How do you go about finding a flat in a foreign city? Use a real-estate aggregator; ask around about real-estate agencies; rummage through the local classifieds … Why isn’t this as easy as searching in Google or shopping at Amazon?
Where the object of publishing is text, the web has become the “great equalizer” and anyone can become a publisher; where the objects are real-word or digital goods, however, this has not manifested. Search engines have not been able to provide comprehensive, automated object search. Though everyone can publish a Web site about a flat for rent, finding that offer in a search engine is nearly impossible.
Why is that? Searching for objects is harder than for text: we search for objects by their attributes—the size of a flat, the number of bathrooms, the distance to the next Opera house. To find an object offered on some Web page, we have to recognize that an object occurs on that page, identify that object’s type and the value of its attributes.

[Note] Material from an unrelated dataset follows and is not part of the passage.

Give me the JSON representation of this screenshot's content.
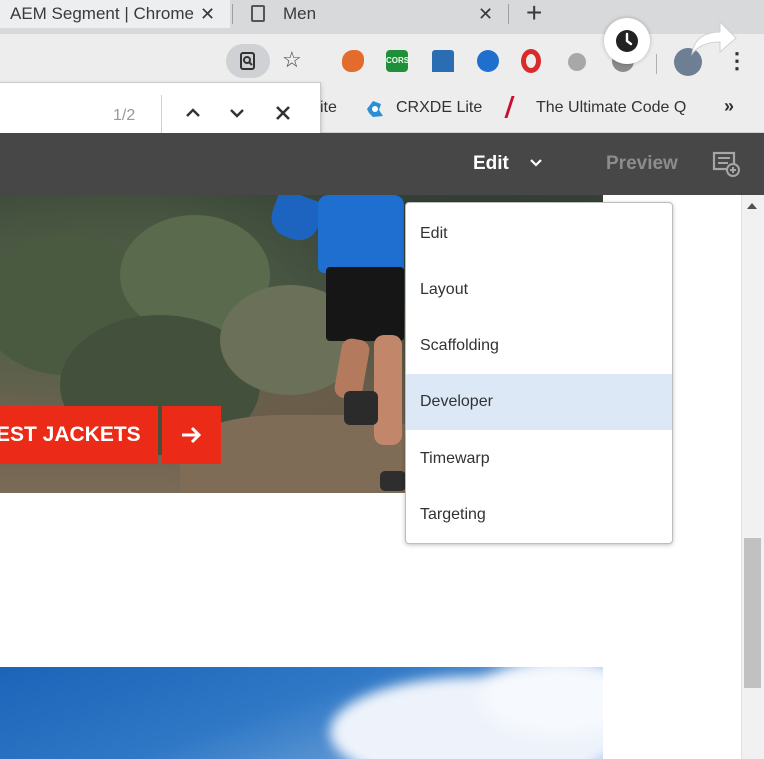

Todays technology requires those tasks to be performed by the publisher. Yet it puts all the power in the hand of large aggregators such as Google: They decide who gets aggregated and how each publisher has to describe its objects. Publishers have to follow the object types defined by aggregators and provide the value of the offered objects; worse, they have to do this for many aggregators.
Many computer scientists see the answer for the problem of object search in publishing objects using formal vocabularies. Initiatives such as Linked Open Data and the Semantic Web create such vocabularies for publishers to annotate their published objects.
DIADEM is funded primarily through an “Advanced Investigator Grant” of the European Research Council (ERC). The grant finances the majority of the Oxford team as well as visiting collaborators.
The idea of DIADEM is the brainchild of Georg Gottlob, Professor of Computing Science at the University of Oxford and the Vienna University of Technology. His current research deals with web data extraction, database theory, query languages, data exchange, and with graph-theoretic problem decomposition methods that can be used for recognizing large classes of tractable instances of hard problems. He has recently been elected a Fellow of the Royal Society for his fundamental contributions to both artificial intelligence and to database systems.